MATERIAL FOR THIS EXERCISE Block Start

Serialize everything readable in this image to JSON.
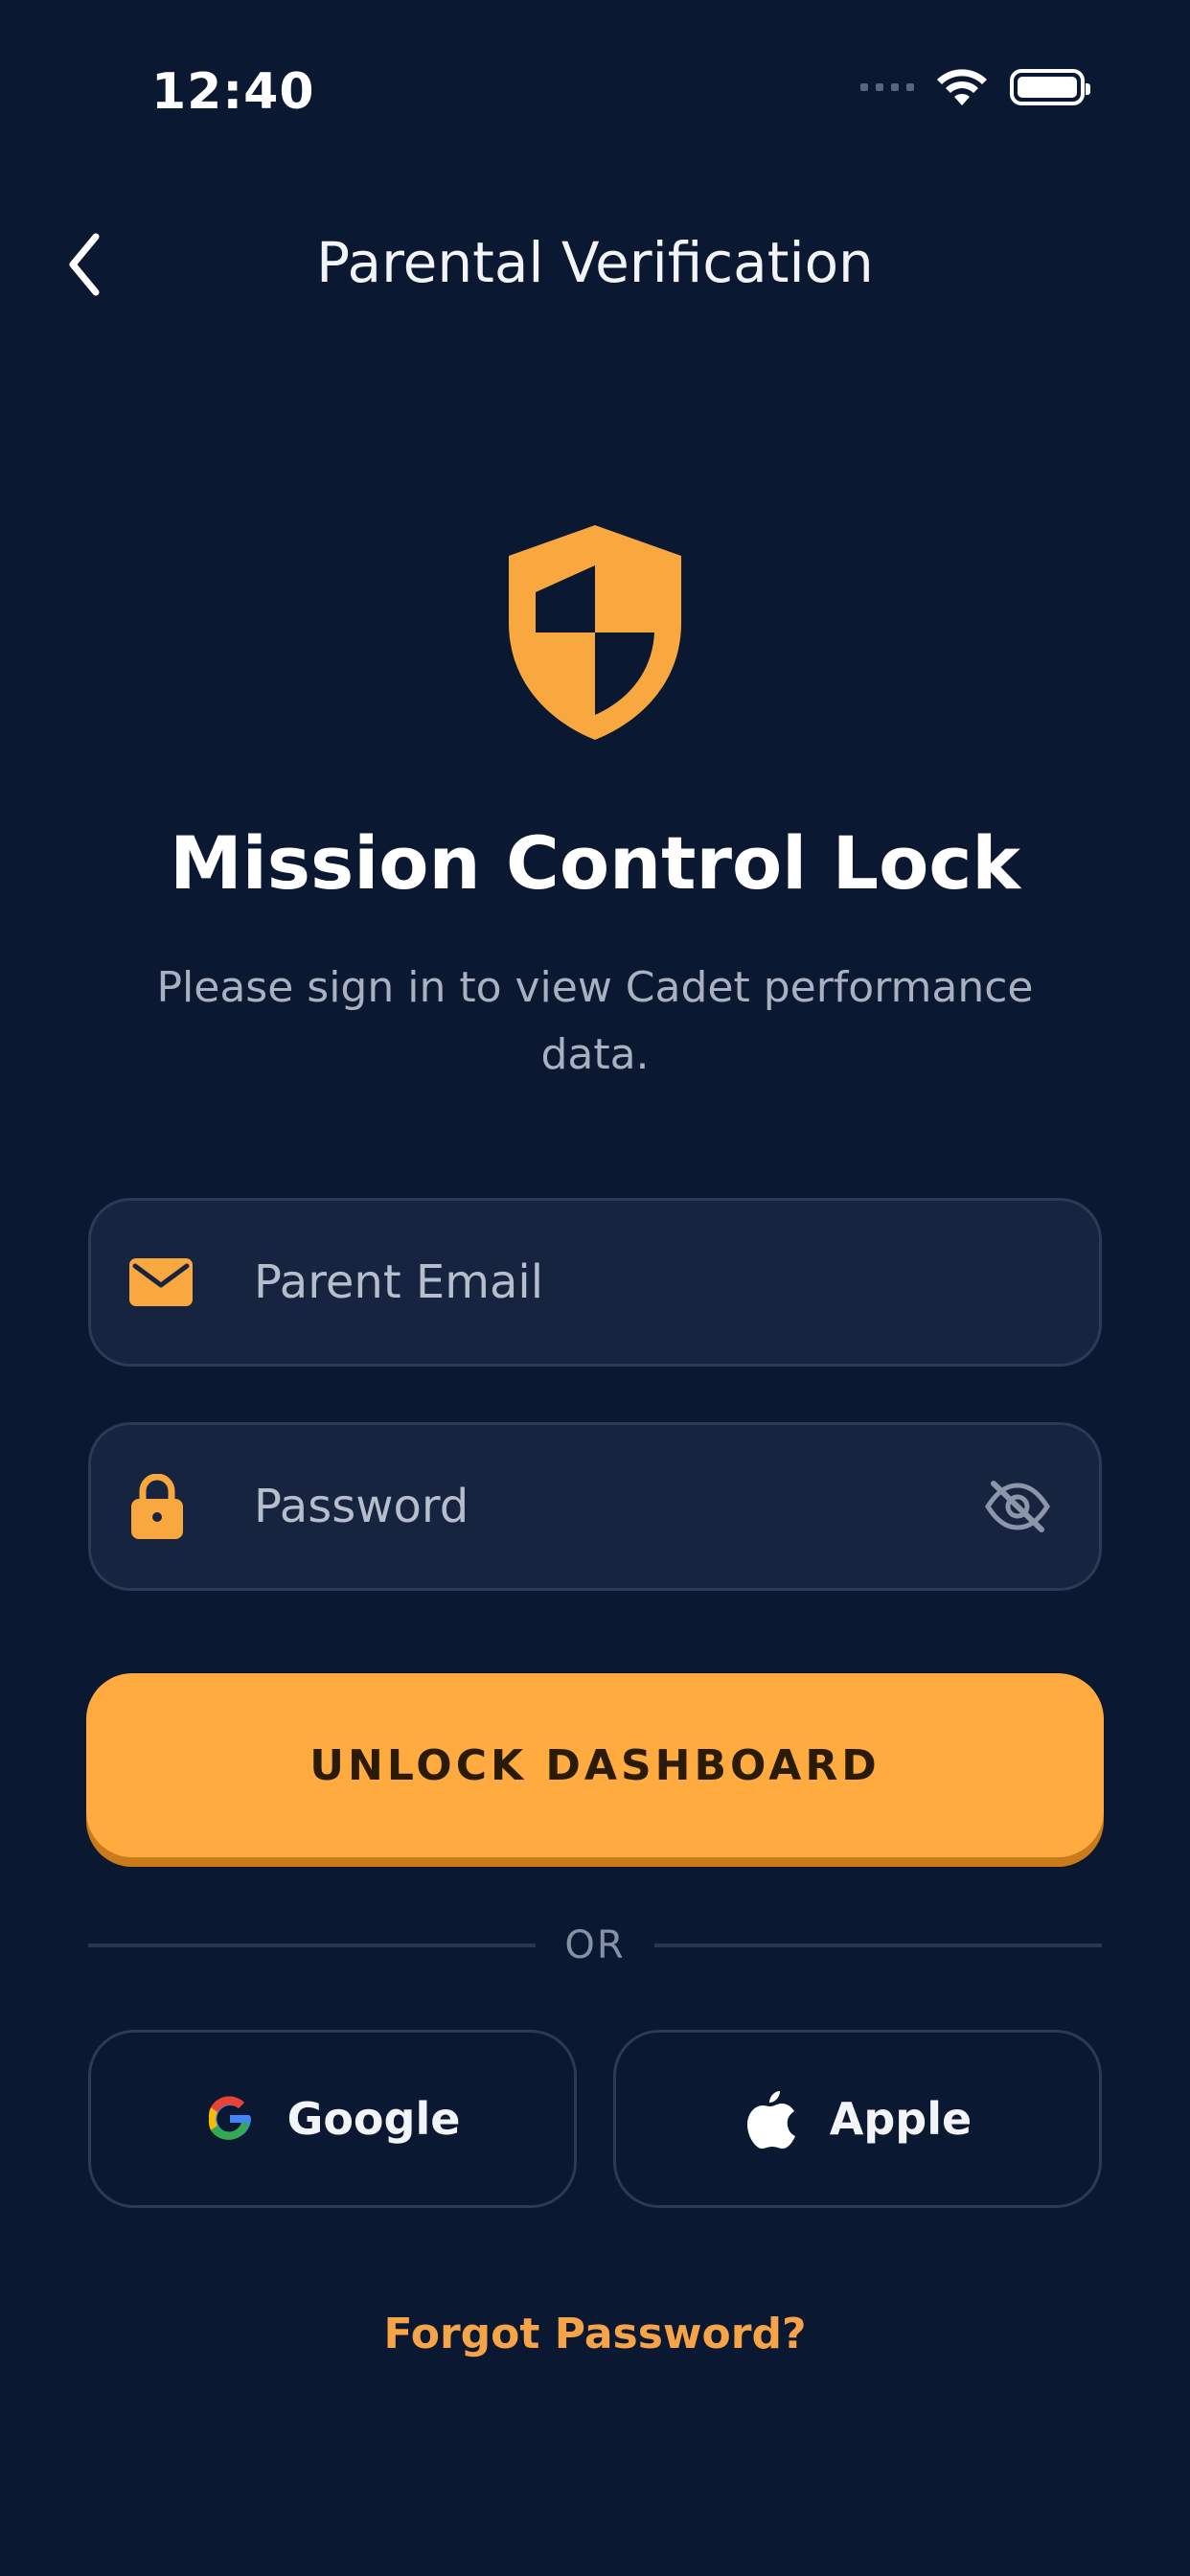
{
  "status_bar": {
    "time": "12:40"
  },
  "header": {
    "title": "Parental Verification"
  },
  "hero": {
    "title": "Mission Control Lock",
    "subtitle": "Please sign in to view Cadet performance data."
  },
  "form": {
    "email_placeholder": "Parent Email",
    "password_placeholder": "Password",
    "submit_label": "UNLOCK DASHBOARD"
  },
  "divider": {
    "label": "OR"
  },
  "social": {
    "google_label": "Google",
    "apple_label": "Apple"
  },
  "links": {
    "forgot_password": "Forgot Password?"
  },
  "colors": {
    "background": "#0b1831",
    "accent": "#ffab40",
    "field_bg": "#17243f"
  }
}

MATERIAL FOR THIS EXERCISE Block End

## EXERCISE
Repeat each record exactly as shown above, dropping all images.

## RESULT OF THIS TASK
Serialize everything readable in this image to JSON.
{
  "status_bar": {
    "time": "12:40"
  },
  "header": {
    "title": "Parental Verification"
  },
  "hero": {
    "title": "Mission Control Lock",
    "subtitle": "Please sign in to view Cadet performance data."
  },
  "form": {
    "email_placeholder": "Parent Email",
    "password_placeholder": "Password",
    "submit_label": "UNLOCK DASHBOARD"
  },
  "divider": {
    "label": "OR"
  },
  "social": {
    "google_label": "Google",
    "apple_label": "Apple"
  },
  "links": {
    "forgot_password": "Forgot Password?"
  },
  "colors": {
    "background": "#0b1831",
    "accent": "#ffab40",
    "field_bg": "#17243f"
  }
}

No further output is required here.